Edelman, Benjamin, and Karen Webster. “Optimization and Expansion at OpenTable.” Harvard Business School Case 915-003, August 2014. (Revised March 2015.) (educator access at HBP. request courtesy copy.)
OpenTable considers adjustments to increase its benefits to merchants, including a novel payments service that lets customers skip the multi-step process of using a credit card.
Optimization and Expansion at OpenTable – PowerPoint Supplement (HBP 910010)
Optimization and Expansion at OpenTable – Teaching Note (HBP 915013)
Cary, Matthew, Aparna Das, Benjamin Edelman, Ioannis Giotis, Kurtis Heimerl, Anna Karlin, Scott Duke Kominers, Claire Mathieu, and Michael Schwarz. “Convergence of Position Auctions under Myopic Best-Response Dynamics.” ACM Transactions on Economics and Computation 2, no. 3 (July 2014): 1-20.
We study the dynamics of multi-round position auctions, considering both the case of exogenous click-through rates and the case in which click-through rates are determined by an endogenous consumer search process. In both contexts, we demonstrate that the dynamic auctions converge to their associated static, envy-free equilibria. Furthermore, convergence is efficient, and the entry of low-quality advertisers does not slow convergence. Because our approach predominantly relies on assumptions common in the sponsored search literature, our results suggest that dynamic position auctions converge more generally.
Edelman, Benjamin. “Distribution at American Airlines (A).” Harvard Business School Case 909-035, January 2009. (Revised June 2009.) (educator access at HBP. request a courtesy copy.)
American Airlines sought to reduce the fees it pays to global distribution services (GDSs)–such as SABRE–to reach travel agents. But GDSs held significant tactical advantages. For example, GDSs had signed long-term exclusive contracts with the corporate customers who were American’s best customers. Furthermore, travel agents tended to favor whichever GDS offered the highest commissions–impeding price competition among GDSs. Against this backdrop, American considered how best to cut its GDS costs.
Distribution at American Airlines (B) – Supplement (HBP 909036)
Distribution at American Airlines (C) – Supplement (HBP 913034)
Distribution at American Airlines (D) – Supplement (HBP 913035)
Distribution at American Airlines (A-D) – Teaching Note (HBP 909059)

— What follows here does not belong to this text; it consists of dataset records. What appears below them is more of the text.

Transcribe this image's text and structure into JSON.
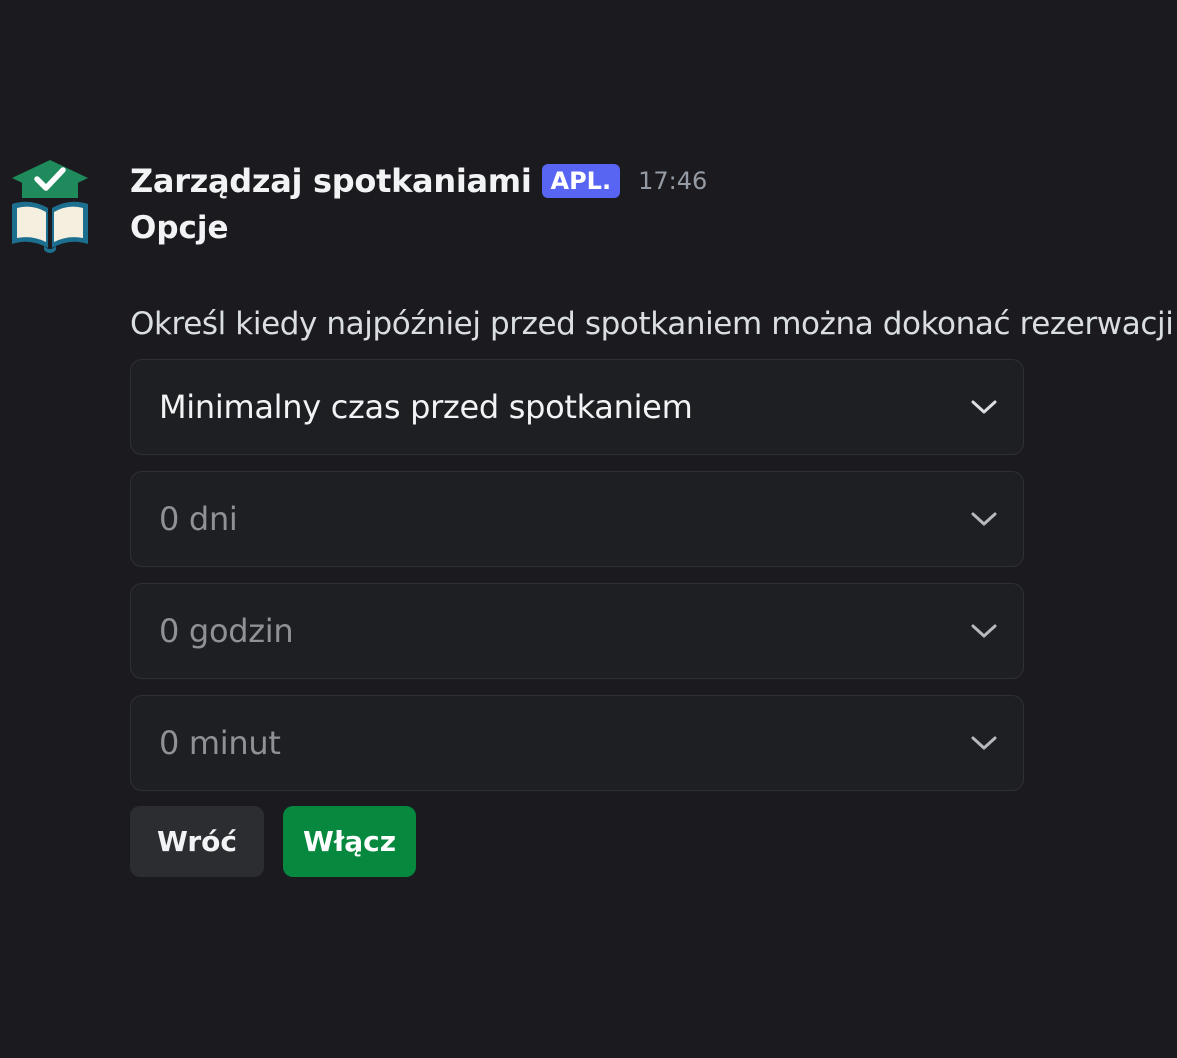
{
  "message": {
    "author": "Zarządzaj spotkaniami",
    "badge": "APL.",
    "time": "17:46",
    "title": "Opcje",
    "description": "Określ kiedy najpóźniej przed spotkaniem można dokonać rezerwacji",
    "avatar_icon": "book-graduation-cap-check-icon"
  },
  "selects": [
    {
      "label": "Minimalny czas przed spotkaniem",
      "state": "selected",
      "icon": "chevron-down-icon"
    },
    {
      "label": "0 dni",
      "state": "placeholder",
      "icon": "chevron-down-icon"
    },
    {
      "label": "0 godzin",
      "state": "placeholder",
      "icon": "chevron-down-icon"
    },
    {
      "label": "0 minut",
      "state": "placeholder",
      "icon": "chevron-down-icon"
    }
  ],
  "buttons": {
    "back": "Wróć",
    "enable": "Włącz"
  },
  "colors": {
    "background": "#1b1b1f",
    "badge": "#5865f2",
    "enable_button": "#06883f",
    "avatar_green": "#1f8a5c",
    "avatar_blue": "#1d6f8f"
  }
}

Distribution at American Airlines – Slide Supplement (HBP 914039)
Edelman, Benjamin. “Objections to Tentative Decision and Order to Show Cause (IATA 787).” June 2014. (Before the Department of Transportation.)
I critique Order 2014-5-7 (Docket No. DOT-OST-2013-0048-0415) to the extent that the DOT permits, or purports to permit, airlines to sell tickets other than in accordance with published tariffs. I argue that tariffs provide important benefits to passengers and should be continued notwithstanding the proposed IATA Resolution 787.